1. of or pertaining to Orphism or to the body of literature, attributed to Orpheus.
2. (often l.c.) mystic; oracular.
3. (often l.c.) entrancing: Orphic music.
Or′phi•cal•ly, adv.
Random House Kernerman Webster's College Dictionary, © 2010 K Dictionaries Ltd. Copyright 2005, 1997, 1991 by Random House, Inc. All rights reserved.
ThesaurusAntonymsRelated WordsSynonymsLegend:
Adj.1.Orphic - ascribed to Orpheus or characteristic of ideas in works ascribed to Orpheus
2.orphic - having an import not apparent to the senses nor obvious to the intelligence; beyond ordinary understanding; "mysterious symbols"; "the mystical style of Blake"; "occult lore"; "the secret learning of the ancients"
esoteric - confined to and understandable by only an enlightened inner circle; "a compilation of esoteric philosophical theories"
Based on WordNet 3.0, Farlex clipart collection. © 2003-2012 Princeton University, Farlex Inc.
References in classic literature ?
Very different in character is the "Hymn to Ares", which is Orphic in character.
It found its way into Hellas probably through the medium of Orphic and Pythagorean rites and mysteries.
Because Orpheus is an artist, we read into Orphic characters many of our assumptions about arts and artists.
Among their topics are the story of you: second-person narrative and the narratology of the Georgics, the Georgics in the context of Orphic poetry and religion, puppy fiction: Virgilian reception and genre in Columella De Re Rustica 10, and women and Earth: female responses to the Georgics in the 20th and 21st centuries.
Abstract: In this article, we examine the incorporation of Orphic texts applied to the understanding of God according to Clement of Alexandria in Stromata V, within the process of receiving Hellenistic culture into the interpretation of the revealed data.
The Orphic Bar, located to the left of the lobby, is a lounge-style restaurant and cafe with international snacks and fine Italian coffee.
Besides the bar at the lobby lounge, the hotel includes Orphic Bar which will provide poolside refreshments and the Skyland, a rooftop bar on the 31 st floor that will offer spectacular views of the marina.
The first space offered some of Wills's vibrating constructions, wooden supports across which he stretched thousands of infinitely hued rayon threads in an array of intervals, patterns, and densities; Pashgian's adjacent contribution comprised her signature, comparatively diminutive spheres, here perched atop pedestals mounted to the wall, where they assumed the look of orphic marbles or agents of something like a solar corona.
I link these mainly to Orphic myth, and Orphism as a particular literary tradition, wherein language becomes the ultimate, in other words, the absolute.

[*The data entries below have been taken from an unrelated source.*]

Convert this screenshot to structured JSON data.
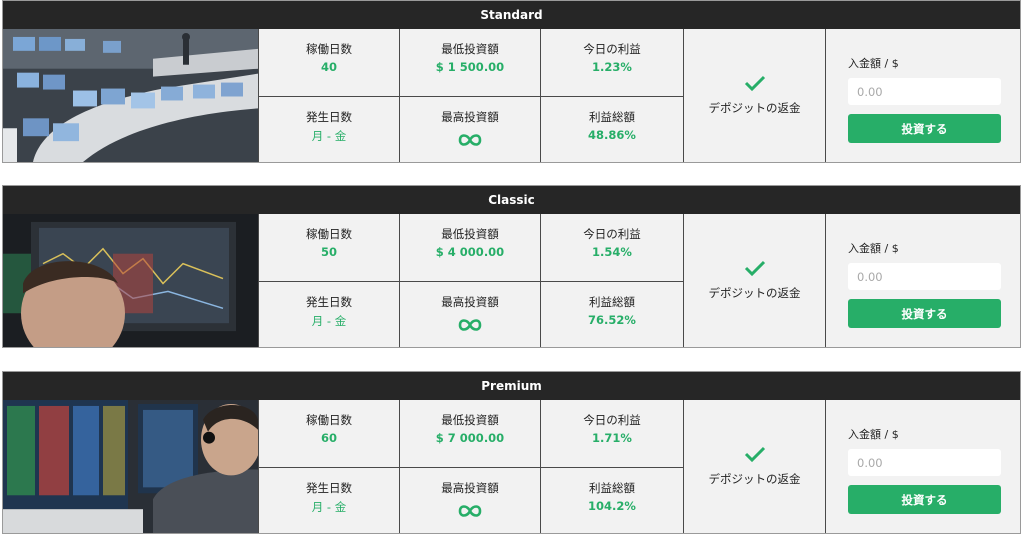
{
  "colors": {
    "accent": "#27ae68",
    "header_bg": "#262626",
    "panel_bg": "#f2f2f2"
  },
  "labels": {
    "working_days": "稼働日数",
    "min_investment": "最低投資額",
    "today_profit": "今日の利益",
    "accrual_days": "発生日数",
    "max_investment": "最高投資額",
    "total_profit": "利益総額",
    "deposit_refund": "デポジットの返金",
    "amount_label": "入金額 / $",
    "amount_placeholder": "0.00",
    "invest_button": "投資する"
  },
  "plans": [
    {
      "name": "Standard",
      "working_days": "40",
      "min_investment": "$ 1 500.00",
      "today_profit": "1.23%",
      "accrual_days": "月 - 金",
      "max_investment_icon": "infinity-icon",
      "total_profit": "48.86%",
      "photo": "trading-floor-photo"
    },
    {
      "name": "Classic",
      "working_days": "50",
      "min_investment": "$ 4 000.00",
      "today_profit": "1.54%",
      "accrual_days": "月 - 金",
      "max_investment_icon": "infinity-icon",
      "total_profit": "76.52%",
      "photo": "trader-monitor-photo"
    },
    {
      "name": "Premium",
      "working_days": "60",
      "min_investment": "$ 7 000.00",
      "today_profit": "1.71%",
      "accrual_days": "月 - 金",
      "max_investment_icon": "infinity-icon",
      "total_profit": "104.2%",
      "photo": "trader-headset-photo"
    }
  ]
}
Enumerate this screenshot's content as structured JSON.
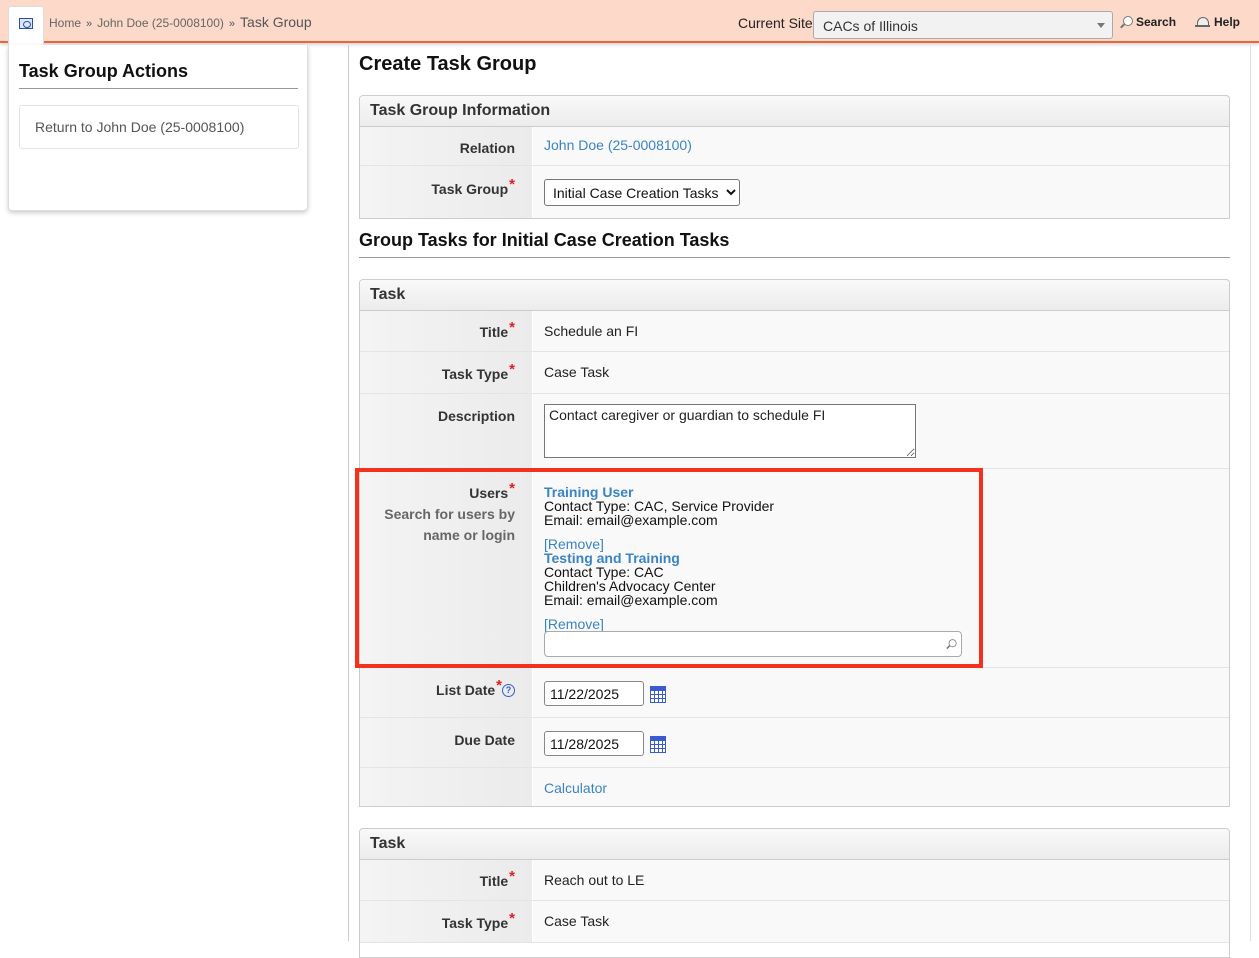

The Orphic text presented during the ritual is a translation from ancient Greek sources adapted by the tracologist Prof.
Santini identifies three major currents: 1) the poesia innamorata (from the title of an anthology edited by Pontiggia and Di Mauro in 1978), that harkens back to the orphic mode of authors such as Dino Campana (however, Santini argues, the poets here included are too heterogeneous to be considered a school or even just a useful critical label); 2) a revival of the lyrical-hermeticist tradition, that focuses on the voice of writers and depicts their struggle with a fragmented reality; 3) a group of heirs to the recent neo-avant-garde, expressly hostile to any form of lyricism and confessionalism, and in favor of a more experimental style.